The nettle-trees like a good loamy soil and a well-drained position. They are best propagated by seeds, but when these are not obtainable grafting on stocks of C. occidentalis must be resorted to. Seeds of this species, if they do not ripen here, are always obtainable from American seedsmen.

There is little to distinguish the different cultivated species in a general way, except the leaves. Of those here dealt with, C. glabrata and C. bungeana are distinct in having no down on the leaves; C. laevigata is the only one with uniformly or nearly uniformly entire leaves; and C. australis has lanceolate, very downy leaves.

Click on the images for a larger view.

Celtis jessoensis can be a useful, tolerant street tree.
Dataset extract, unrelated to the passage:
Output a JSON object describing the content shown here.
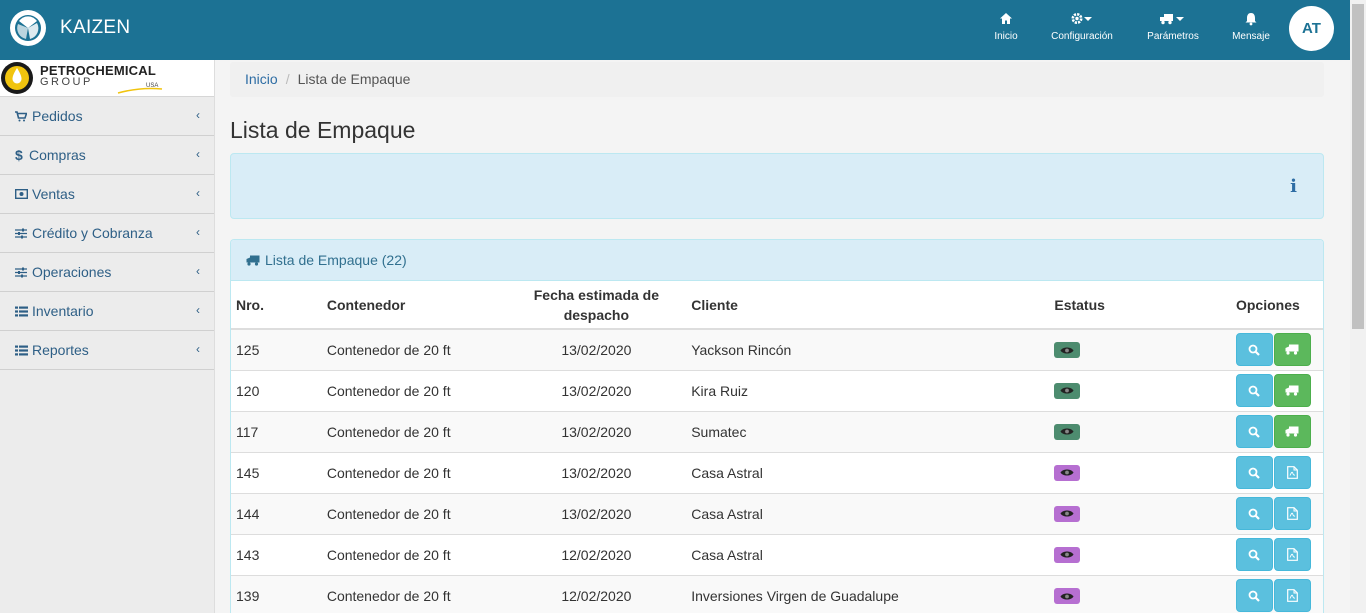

Image A. Bunting.

Celtis sinensis is capable of producing magnificent autumn colours (seen here at Kew, November 2007). Image J. Grimshaw.

Celtis sinensis ‘Green Cascade’ at Plant Delights Nursery, North Carolina, showing off its striking outline. Planted in 1998, it achieved 1.8 m of growth each year when young: this species likes hot summers. Image T. Avent.

Celtis sinensis has been cultivated in the United States since the late-nineteenth century, but has long been popular in its native countries as a shade tree and, contrastingly, for bonsai. This specimen is at the US National Arboretum. Image J. Grimshaw.

The acuminate, glossy leaves of Celtis tetrandra are a useful clue to its identity. This is a young tree at the JC Raulston Arboretum. Image J. Grimshaw.

Species articles